EXERCISE DESCRIPTION:
Each entry in the material below should be copied without any alteration.

>>>>>

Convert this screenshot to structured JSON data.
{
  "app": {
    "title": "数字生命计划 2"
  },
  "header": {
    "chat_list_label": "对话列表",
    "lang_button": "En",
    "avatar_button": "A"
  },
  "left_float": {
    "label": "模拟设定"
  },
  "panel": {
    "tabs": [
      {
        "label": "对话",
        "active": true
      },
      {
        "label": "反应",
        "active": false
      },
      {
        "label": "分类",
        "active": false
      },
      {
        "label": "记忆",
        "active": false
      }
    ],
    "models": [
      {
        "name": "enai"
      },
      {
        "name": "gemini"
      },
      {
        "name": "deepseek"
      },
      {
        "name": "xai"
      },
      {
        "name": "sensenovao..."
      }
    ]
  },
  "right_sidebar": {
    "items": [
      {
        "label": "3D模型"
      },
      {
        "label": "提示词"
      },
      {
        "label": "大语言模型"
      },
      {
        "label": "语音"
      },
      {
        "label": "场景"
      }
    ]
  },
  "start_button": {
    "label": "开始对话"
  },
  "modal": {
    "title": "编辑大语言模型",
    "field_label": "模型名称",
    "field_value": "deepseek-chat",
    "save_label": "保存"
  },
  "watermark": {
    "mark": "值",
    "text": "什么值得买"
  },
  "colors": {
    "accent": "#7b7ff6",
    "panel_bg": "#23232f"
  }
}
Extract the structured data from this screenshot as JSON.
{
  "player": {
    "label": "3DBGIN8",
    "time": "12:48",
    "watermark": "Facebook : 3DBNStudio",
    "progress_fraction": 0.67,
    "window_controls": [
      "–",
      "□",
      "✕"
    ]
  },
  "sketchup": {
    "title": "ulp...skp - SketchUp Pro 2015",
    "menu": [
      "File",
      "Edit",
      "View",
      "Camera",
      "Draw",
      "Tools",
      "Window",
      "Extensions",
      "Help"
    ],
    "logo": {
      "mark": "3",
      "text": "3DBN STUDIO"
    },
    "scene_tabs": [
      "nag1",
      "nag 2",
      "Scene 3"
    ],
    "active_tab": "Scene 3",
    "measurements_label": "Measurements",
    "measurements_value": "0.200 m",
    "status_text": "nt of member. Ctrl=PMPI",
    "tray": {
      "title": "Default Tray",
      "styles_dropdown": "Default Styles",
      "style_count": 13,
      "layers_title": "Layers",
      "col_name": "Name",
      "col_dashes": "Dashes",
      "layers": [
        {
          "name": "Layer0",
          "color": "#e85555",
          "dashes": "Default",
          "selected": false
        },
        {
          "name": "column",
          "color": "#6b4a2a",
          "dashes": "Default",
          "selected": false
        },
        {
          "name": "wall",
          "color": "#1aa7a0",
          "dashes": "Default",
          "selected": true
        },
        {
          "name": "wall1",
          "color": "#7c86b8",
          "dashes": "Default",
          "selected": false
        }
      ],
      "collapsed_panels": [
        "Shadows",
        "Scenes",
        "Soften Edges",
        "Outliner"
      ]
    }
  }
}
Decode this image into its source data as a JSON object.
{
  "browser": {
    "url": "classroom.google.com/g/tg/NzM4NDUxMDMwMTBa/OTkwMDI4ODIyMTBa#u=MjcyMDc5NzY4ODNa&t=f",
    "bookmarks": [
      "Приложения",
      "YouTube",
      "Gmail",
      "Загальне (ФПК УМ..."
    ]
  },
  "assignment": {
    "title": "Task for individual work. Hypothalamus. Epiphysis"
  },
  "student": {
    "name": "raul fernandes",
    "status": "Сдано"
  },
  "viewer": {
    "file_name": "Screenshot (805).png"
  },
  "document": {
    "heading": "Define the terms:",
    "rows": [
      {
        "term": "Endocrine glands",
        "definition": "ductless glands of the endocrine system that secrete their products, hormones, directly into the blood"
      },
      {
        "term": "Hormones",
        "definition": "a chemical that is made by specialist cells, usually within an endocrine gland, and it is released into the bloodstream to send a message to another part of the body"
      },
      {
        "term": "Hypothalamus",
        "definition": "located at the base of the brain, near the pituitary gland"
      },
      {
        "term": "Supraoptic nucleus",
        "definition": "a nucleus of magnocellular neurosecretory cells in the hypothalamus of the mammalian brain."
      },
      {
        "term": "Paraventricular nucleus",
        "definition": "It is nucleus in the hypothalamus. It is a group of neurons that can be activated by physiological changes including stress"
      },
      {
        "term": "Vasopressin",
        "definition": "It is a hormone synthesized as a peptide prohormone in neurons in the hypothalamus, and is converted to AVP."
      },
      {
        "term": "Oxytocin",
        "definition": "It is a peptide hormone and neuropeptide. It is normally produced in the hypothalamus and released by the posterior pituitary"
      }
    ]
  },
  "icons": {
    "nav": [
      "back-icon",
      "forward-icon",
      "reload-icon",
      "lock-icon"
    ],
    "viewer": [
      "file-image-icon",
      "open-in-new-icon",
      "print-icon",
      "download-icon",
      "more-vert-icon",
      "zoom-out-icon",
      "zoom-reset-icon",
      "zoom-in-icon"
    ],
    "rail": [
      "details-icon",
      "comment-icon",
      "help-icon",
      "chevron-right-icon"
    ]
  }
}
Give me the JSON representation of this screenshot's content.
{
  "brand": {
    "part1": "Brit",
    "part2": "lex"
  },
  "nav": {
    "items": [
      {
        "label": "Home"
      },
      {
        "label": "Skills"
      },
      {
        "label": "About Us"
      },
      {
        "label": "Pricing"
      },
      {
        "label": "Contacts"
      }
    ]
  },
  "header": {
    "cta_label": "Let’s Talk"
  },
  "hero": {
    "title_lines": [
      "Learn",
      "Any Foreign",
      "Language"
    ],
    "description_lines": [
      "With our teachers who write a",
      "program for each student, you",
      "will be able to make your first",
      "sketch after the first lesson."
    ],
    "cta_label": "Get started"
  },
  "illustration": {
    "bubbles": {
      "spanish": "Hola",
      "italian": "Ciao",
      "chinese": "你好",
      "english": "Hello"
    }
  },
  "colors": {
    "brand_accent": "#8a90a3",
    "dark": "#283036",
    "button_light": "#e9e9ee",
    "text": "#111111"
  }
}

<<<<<

PROBLEM SOLUTION:
Convert this screenshot to structured JSON data.
{
  "app": {
    "title": "数字生命计划 2"
  },
  "header": {
    "chat_list_label": "对话列表",
    "lang_button": "En",
    "avatar_button": "A"
  },
  "left_float": {
    "label": "模拟设定"
  },
  "panel": {
    "tabs": [
      {
        "label": "对话",
        "active": true
      },
      {
        "label": "反应",
        "active": false
      },
      {
        "label": "分类",
        "active": false
      },
      {
        "label": "记忆",
        "active": false
      }
    ],
    "models": [
      {
        "name": "enai"
      },
      {
        "name": "gemini"
      },
      {
        "name": "deepseek"
      },
      {
        "name": "xai"
      },
      {
        "name": "sensenovao..."
      }
    ]
  },
  "right_sidebar": {
    "items": [
      {
        "label": "3D模型"
      },
      {
        "label": "提示词"
      },
      {
        "label": "大语言模型"
      },
      {
        "label": "语音"
      },
      {
        "label": "场景"
      }
    ]
  },
  "start_button": {
    "label": "开始对话"
  },
  "modal": {
    "title": "编辑大语言模型",
    "field_label": "模型名称",
    "field_value": "deepseek-chat",
    "save_label": "保存"
  },
  "watermark": {
    "mark": "值",
    "text": "什么值得买"
  },
  "colors": {
    "accent": "#7b7ff6",
    "panel_bg": "#23232f"
  }
}
Extract the structured data from this screenshot as JSON.
{
  "player": {
    "label": "3DBGIN8",
    "time": "12:48",
    "watermark": "Facebook : 3DBNStudio",
    "progress_fraction": 0.67,
    "window_controls": [
      "–",
      "□",
      "✕"
    ]
  },
  "sketchup": {
    "title": "ulp...skp - SketchUp Pro 2015",
    "menu": [
      "File",
      "Edit",
      "View",
      "Camera",
      "Draw",
      "Tools",
      "Window",
      "Extensions",
      "Help"
    ],
    "logo": {
      "mark": "3",
      "text": "3DBN STUDIO"
    },
    "scene_tabs": [
      "nag1",
      "nag 2",
      "Scene 3"
    ],
    "active_tab": "Scene 3",
    "measurements_label": "Measurements",
    "measurements_value": "0.200 m",
    "status_text": "nt of member. Ctrl=PMPI",
    "tray": {
      "title": "Default Tray",
      "styles_dropdown": "Default Styles",
      "style_count": 13,
      "layers_title": "Layers",
      "col_name": "Name",
      "col_dashes": "Dashes",
      "layers": [
        {
          "name": "Layer0",
          "color": "#e85555",
          "dashes": "Default",
          "selected": false
        },
        {
          "name": "column",
          "color": "#6b4a2a",
          "dashes": "Default",
          "selected": false
        },
        {
          "name": "wall",
          "color": "#1aa7a0",
          "dashes": "Default",
          "selected": true
        },
        {
          "name": "wall1",
          "color": "#7c86b8",
          "dashes": "Default",
          "selected": false
        }
      ],
      "collapsed_panels": [
        "Shadows",
        "Scenes",
        "Soften Edges",
        "Outliner"
      ]
    }
  }
}
Decode this image into its source data as a JSON object.
{
  "browser": {
    "url": "classroom.google.com/g/tg/NzM4NDUxMDMwMTBa/OTkwMDI4ODIyMTBa#u=MjcyMDc5NzY4ODNa&t=f",
    "bookmarks": [
      "Приложения",
      "YouTube",
      "Gmail",
      "Загальне (ФПК УМ..."
    ]
  },
  "assignment": {
    "title": "Task for individual work. Hypothalamus. Epiphysis"
  },
  "student": {
    "name": "raul fernandes",
    "status": "Сдано"
  },
  "viewer": {
    "file_name": "Screenshot (805).png"
  },
  "document": {
    "heading": "Define the terms:",
    "rows": [
      {
        "term": "Endocrine glands",
        "definition": "ductless glands of the endocrine system that secrete their products, hormones, directly into the blood"
      },
      {
        "term": "Hormones",
        "definition": "a chemical that is made by specialist cells, usually within an endocrine gland, and it is released into the bloodstream to send a message to another part of the body"
      },
      {
        "term": "Hypothalamus",
        "definition": "located at the base of the brain, near the pituitary gland"
      },
      {
        "term": "Supraoptic nucleus",
        "definition": "a nucleus of magnocellular neurosecretory cells in the hypothalamus of the mammalian brain."
      },
      {
        "term": "Paraventricular nucleus",
        "definition": "It is nucleus in the hypothalamus. It is a group of neurons that can be activated by physiological changes including stress"
      },
      {
        "term": "Vasopressin",
        "definition": "It is a hormone synthesized as a peptide prohormone in neurons in the hypothalamus, and is converted to AVP."
      },
      {
        "term": "Oxytocin",
        "definition": "It is a peptide hormone and neuropeptide. It is normally produced in the hypothalamus and released by the posterior pituitary"
      }
    ]
  },
  "icons": {
    "nav": [
      "back-icon",
      "forward-icon",
      "reload-icon",
      "lock-icon"
    ],
    "viewer": [
      "file-image-icon",
      "open-in-new-icon",
      "print-icon",
      "download-icon",
      "more-vert-icon",
      "zoom-out-icon",
      "zoom-reset-icon",
      "zoom-in-icon"
    ],
    "rail": [
      "details-icon",
      "comment-icon",
      "help-icon",
      "chevron-right-icon"
    ]
  }
}
Give me the JSON representation of this screenshot's content.
{
  "brand": {
    "part1": "Brit",
    "part2": "lex"
  },
  "nav": {
    "items": [
      {
        "label": "Home"
      },
      {
        "label": "Skills"
      },
      {
        "label": "About Us"
      },
      {
        "label": "Pricing"
      },
      {
        "label": "Contacts"
      }
    ]
  },
  "header": {
    "cta_label": "Let’s Talk"
  },
  "hero": {
    "title_lines": [
      "Learn",
      "Any Foreign",
      "Language"
    ],
    "description_lines": [
      "With our teachers who write a",
      "program for each student, you",
      "will be able to make your first",
      "sketch after the first lesson."
    ],
    "cta_label": "Get started"
  },
  "illustration": {
    "bubbles": {
      "spanish": "Hola",
      "italian": "Ciao",
      "chinese": "你好",
      "english": "Hello"
    }
  },
  "colors": {
    "brand_accent": "#8a90a3",
    "dark": "#283036",
    "button_light": "#e9e9ee",
    "text": "#111111"
  }
}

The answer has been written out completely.